As a recent Marsh report outlines, although data privacy issues may be top of mind for organizations as they manage cyber risks, there are other, potentially more severe, cyber threats. For example, companies are becoming more concerned about dependent business interruption, especially resulting from failures of technology outsourcing and cloud-computing service providers.
Consider these points:
- Unplanned information technology (IT) or telecom outages are the most debilitating source of supply chain disruption, outpacing adverse weather, earthquakes, product contamination, and transportation disruptions, according to the Business Continuity Institute’s (BCI) Supply Chain Resilience 2012 report.
- Although cyber insurance policies have historically been triggered primarily by data breaches and hacking attacks, many now provide coverage for a broad range of technology failures and outages.
- Recent SEC guidance related to cyber risks means that risk managers need to be prepared to answer questions from their directors and officers about whether the firm’s insurance coverage provides adequate protection in the event an incident occurs. It will be important for risk managers to explain that the rapid evolution of privacy and security risks means that many traditional forms of insurance may not be able to adequately respond to these exposures.

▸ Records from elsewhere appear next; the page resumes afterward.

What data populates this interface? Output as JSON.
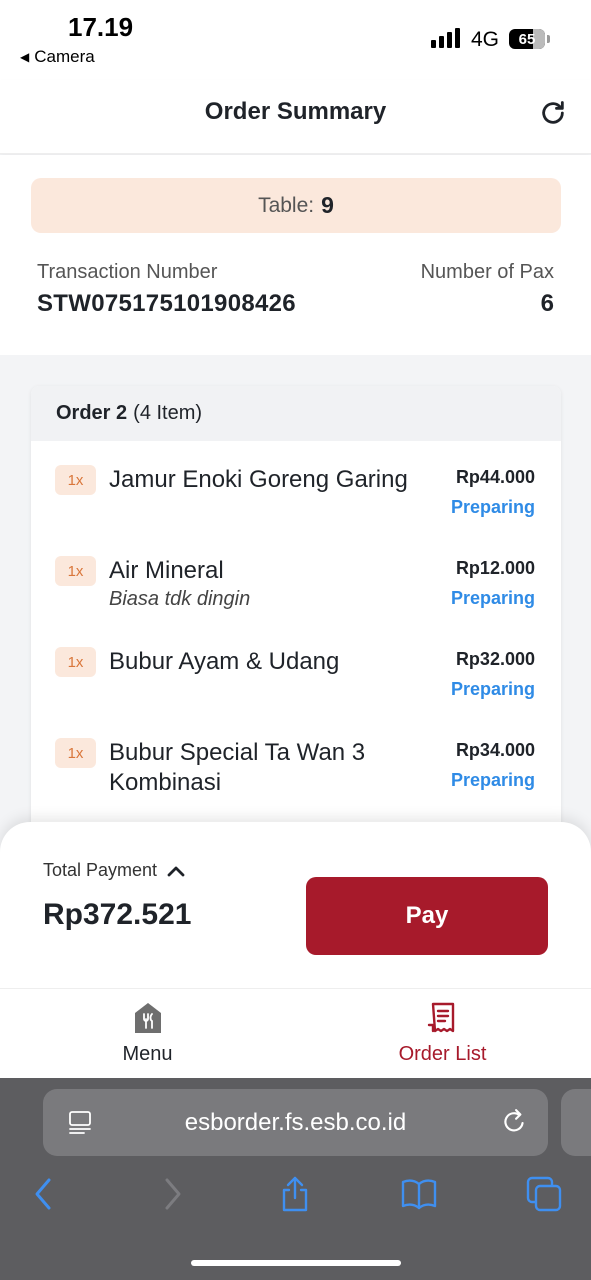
{
  "status_bar": {
    "time": "17.19",
    "back_label": "Camera",
    "network": "4G",
    "battery": "65"
  },
  "header": {
    "title": "Order Summary",
    "refresh_icon": "refresh-icon"
  },
  "info": {
    "table_label": "Table:",
    "table_number": "9",
    "transaction_label": "Transaction Number",
    "transaction_number": "STW07517510190842​6",
    "pax_label": "Number of Pax",
    "pax_value": "6"
  },
  "order": {
    "title": "Order 2",
    "count": "(4 Item)",
    "items": [
      {
        "qty": "1x",
        "name": "Jamur Enoki Goreng Garing",
        "note": "",
        "price": "Rp44.000",
        "status": "Preparing"
      },
      {
        "qty": "1x",
        "name": "Air Mineral",
        "note": "Biasa tdk dingin",
        "price": "Rp12.000",
        "status": "Preparing"
      },
      {
        "qty": "1x",
        "name": "Bubur Ayam & Udang",
        "note": "",
        "price": "Rp32.000",
        "status": "Preparing"
      },
      {
        "qty": "1x",
        "name": "Bubur Special Ta Wan 3 Kombinasi",
        "note": "",
        "price": "Rp34.000",
        "status": "Preparing"
      }
    ]
  },
  "payment": {
    "total_label": "Total Payment",
    "total_value": "Rp372.521",
    "pay_label": "Pay"
  },
  "nav": {
    "menu_label": "Menu",
    "order_list_label": "Order List",
    "active": "Order List",
    "active_color": "#a71a2b",
    "inactive_color": "#6e6e6e"
  },
  "browser": {
    "url": "esborder.fs.esb.co.id"
  },
  "colors": {
    "accent": "#a71a2b",
    "status_blue": "#2f8be6",
    "pill_bg": "#fbe8dc"
  }
}
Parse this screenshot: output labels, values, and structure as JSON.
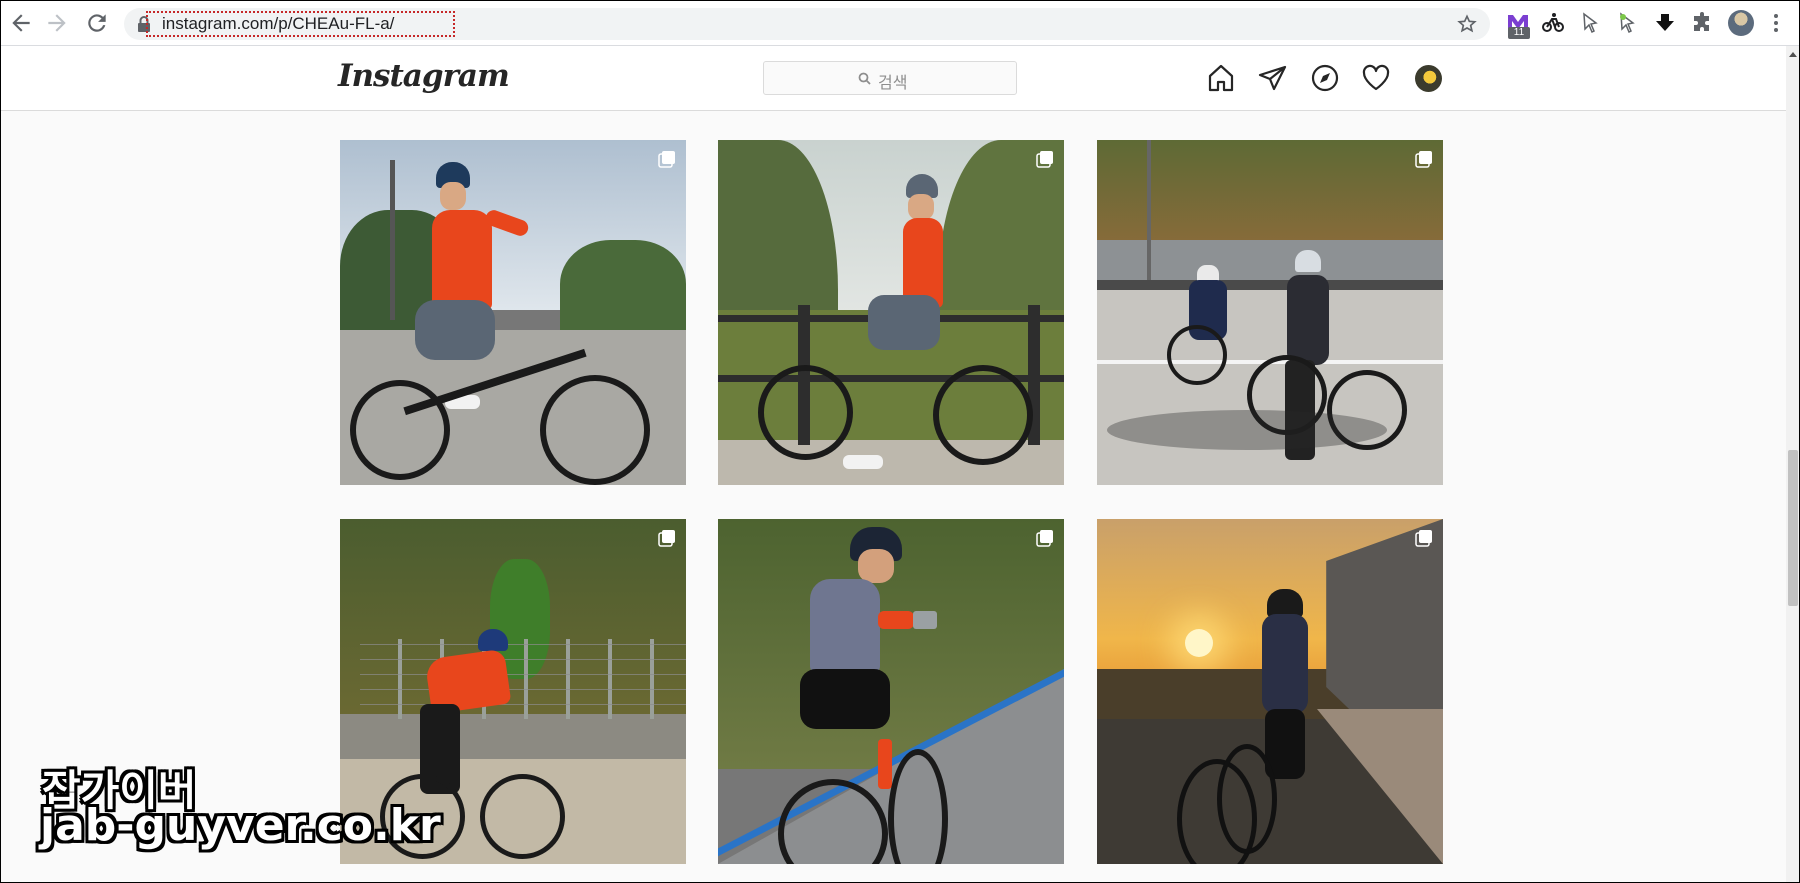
{
  "browser": {
    "url": "instagram.com/p/CHEAu-FL-a/",
    "extension_badge": "11",
    "icons": [
      "back-icon",
      "forward-icon",
      "reload-icon",
      "lock-icon",
      "star-icon",
      "extension-m-icon",
      "extension-bike-icon",
      "extension-cursor-icon",
      "extension-leaf-cursor-icon",
      "extension-download-icon",
      "puzzle-icon",
      "kebab-menu-icon"
    ]
  },
  "instagram": {
    "logo": "Instagram",
    "search_placeholder": "검색",
    "nav_icons": [
      "home-icon",
      "direct-icon",
      "explore-icon",
      "heart-icon",
      "profile-avatar"
    ]
  },
  "grid": {
    "photos": [
      {
        "id": 1,
        "scene": "orange jersey rider with bike, street",
        "multi": true
      },
      {
        "id": 2,
        "scene": "rider leaning on fence, trees",
        "multi": true
      },
      {
        "id": 3,
        "scene": "two riders on road",
        "multi": true
      },
      {
        "id": 4,
        "scene": "rider with fence, orange jersey",
        "multi": true
      },
      {
        "id": 5,
        "scene": "rider taking photo on road",
        "multi": true
      },
      {
        "id": 6,
        "scene": "rider at sunset",
        "multi": true
      }
    ]
  },
  "watermark": {
    "line1": "잡가이버",
    "line2": "jab-guyver.co.kr"
  },
  "colors": {
    "jersey_orange": "#e8461c",
    "ig_text": "#262626",
    "url_box_red": "#c62828"
  }
}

Cyber insurance coverage, which really didn’t exist before 1998, continues to evolve and now clearly addresses the needs of organizations across a wide spectrum of industries.

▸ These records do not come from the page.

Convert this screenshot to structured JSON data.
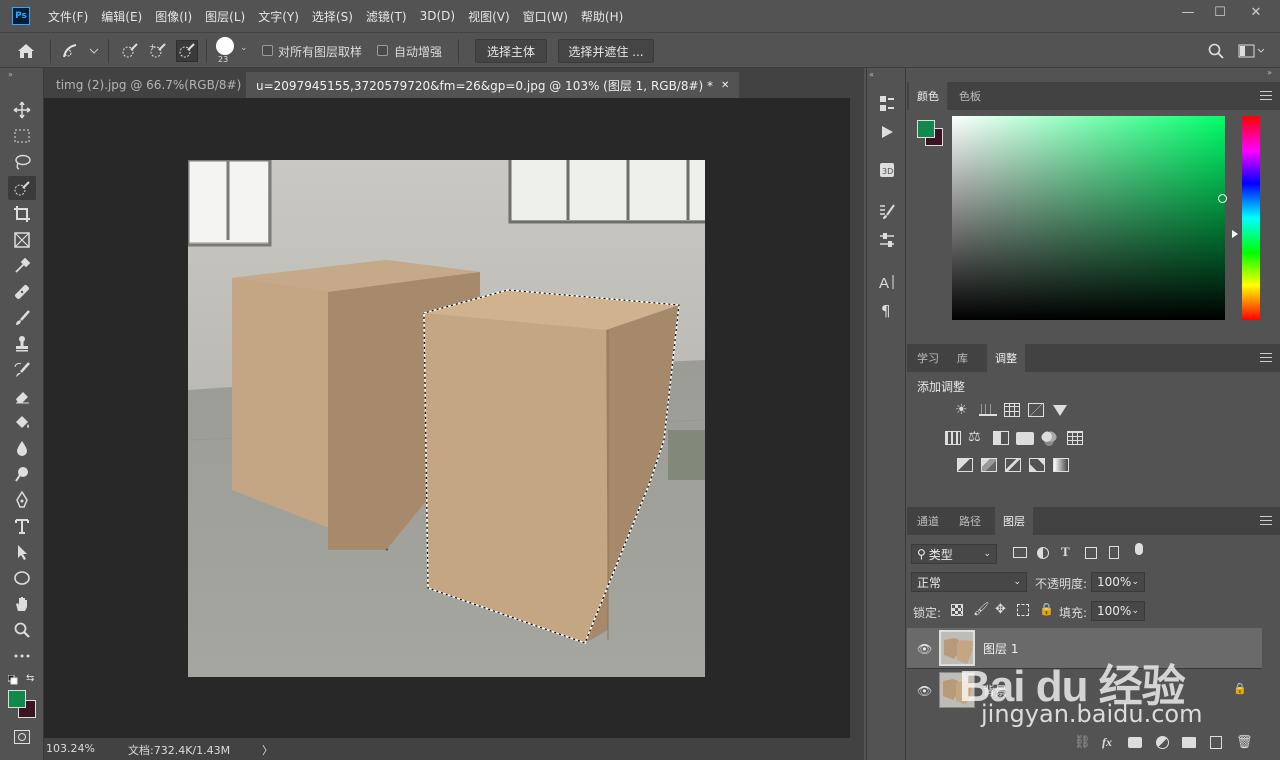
{
  "app": {
    "logo": "Ps",
    "menu": [
      "文件(F)",
      "编辑(E)",
      "图像(I)",
      "图层(L)",
      "文字(Y)",
      "选择(S)",
      "滤镜(T)",
      "3D(D)",
      "视图(V)",
      "窗口(W)",
      "帮助(H)"
    ],
    "window_controls": {
      "minimize": "—",
      "restore": "☐",
      "close": "✕"
    }
  },
  "options_bar": {
    "brush_size": "23",
    "sample_all_layers_label": "对所有图层取样",
    "auto_enhance_label": "自动增强",
    "select_subject_label": "选择主体",
    "select_and_mask_label": "选择并遮住 ..."
  },
  "tabs": [
    {
      "title": "timg (2).jpg @ 66.7%(RGB/8#)",
      "active": false
    },
    {
      "title": "u=2097945155,3720579720&fm=26&gp=0.jpg @ 103% (图层 1, RGB/8#) *",
      "active": true
    }
  ],
  "status": {
    "zoom": "103.24%",
    "doc_info": "文档:732.4K/1.43M",
    "arrow": "〉"
  },
  "colors": {
    "foreground": "#0f8a4c",
    "background": "#3a1420",
    "picker_hue": "#00ff6a",
    "panel_bg": "#535353",
    "canvas_bg": "#282828"
  },
  "color_panel": {
    "tabs": [
      "颜色",
      "色板"
    ]
  },
  "adjust_panel": {
    "tabs": [
      "学习",
      "库",
      "调整"
    ],
    "title": "添加调整"
  },
  "layers_panel": {
    "tabs": [
      "通道",
      "路径",
      "图层"
    ],
    "filter_label": "类型",
    "blend_mode": "正常",
    "opacity_label": "不透明度:",
    "opacity_value": "100%",
    "lock_label": "锁定:",
    "fill_label": "填充:",
    "fill_value": "100%",
    "layers": [
      {
        "name": "图层 1",
        "selected": true,
        "locked": false
      },
      {
        "name": "背景",
        "selected": false,
        "locked": true
      }
    ],
    "bottom_icons": [
      "link-icon",
      "fx-icon",
      "mask-icon",
      "adjustment-icon",
      "folder-icon",
      "new-layer-icon",
      "trash-icon"
    ],
    "fx_label": "fx"
  },
  "watermark": {
    "brand": "Bai du 经验",
    "url": "jingyan.baidu.com"
  }
}
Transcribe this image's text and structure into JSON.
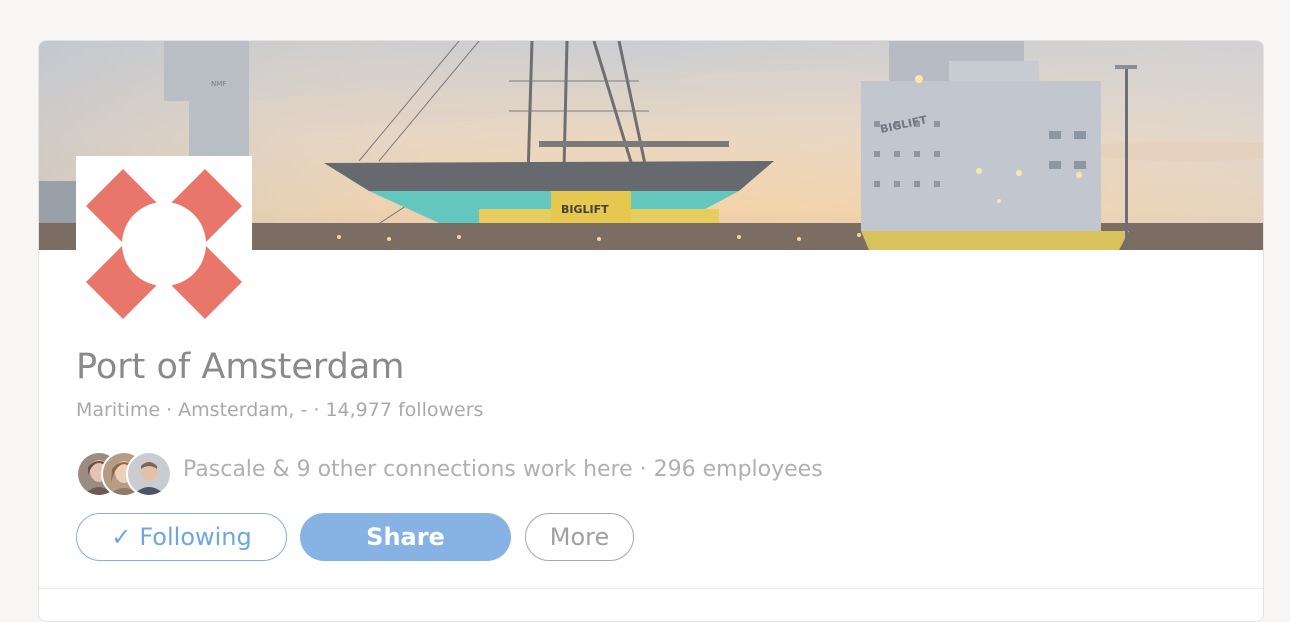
{
  "company": {
    "name": "Port of Amsterdam",
    "subline": "Maritime · Amsterdam, - · 14,977 followers",
    "connections_text": "Pascale & 9 other connections work here · 296 employees"
  },
  "cover": {
    "ship_label_1": "BIGLIFT",
    "ship_label_2": "BIGLIFT",
    "crane_label": "NMF"
  },
  "actions": {
    "following_check": "✓",
    "following_label": "Following",
    "share_label": "Share",
    "more_label": "More"
  },
  "colors": {
    "accent": "#6fa6dd",
    "share_bg": "#86b3e3",
    "logo": "#e8766a"
  }
}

And while privacy coverage still leads the way, we have seen business interruption coverage evolve dramatically in the last few years — from coverage limited to lost revenue associated with a computer attack that brought down a website to policies that provide coverage for lost revenue due to an outage of computer systems resulting from a technology failure. Cyber policies can bridge the gap between what traditional property and casualty policies covered and the ever-changing and growing risks companies face as their use of technology and information expands.

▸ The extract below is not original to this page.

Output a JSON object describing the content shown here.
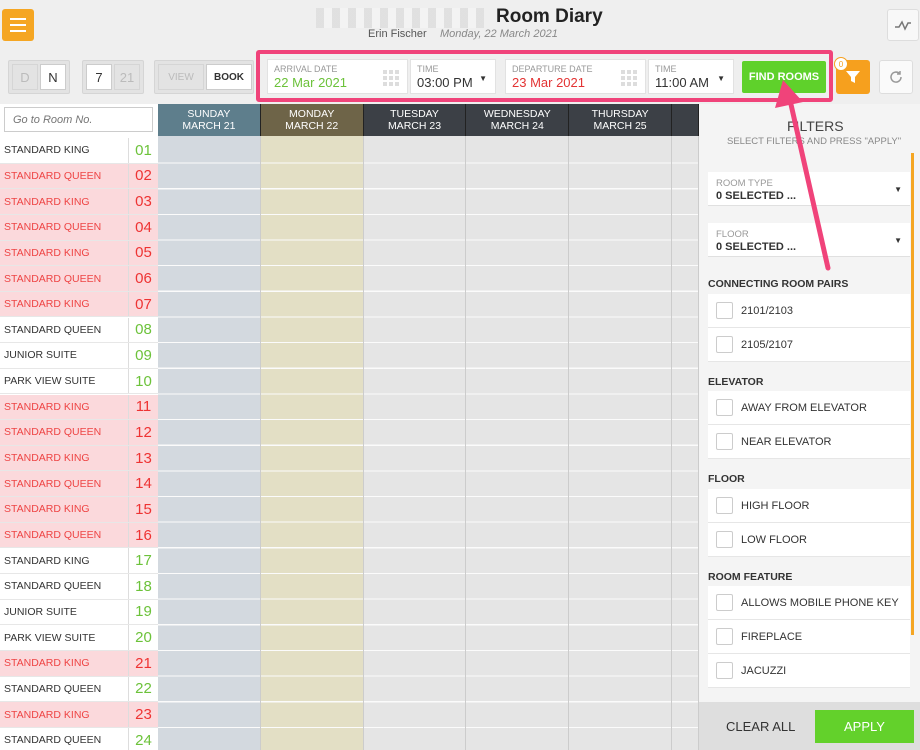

The purchase of cyber insurance is just one part of a well-planned and effective risk management program that also includes policies and protocols to prevent and mitigate technology risks. And like the risks themselves, the solutions — from mitigation to risk transfer to recovery — continue to evolve and grow more robust.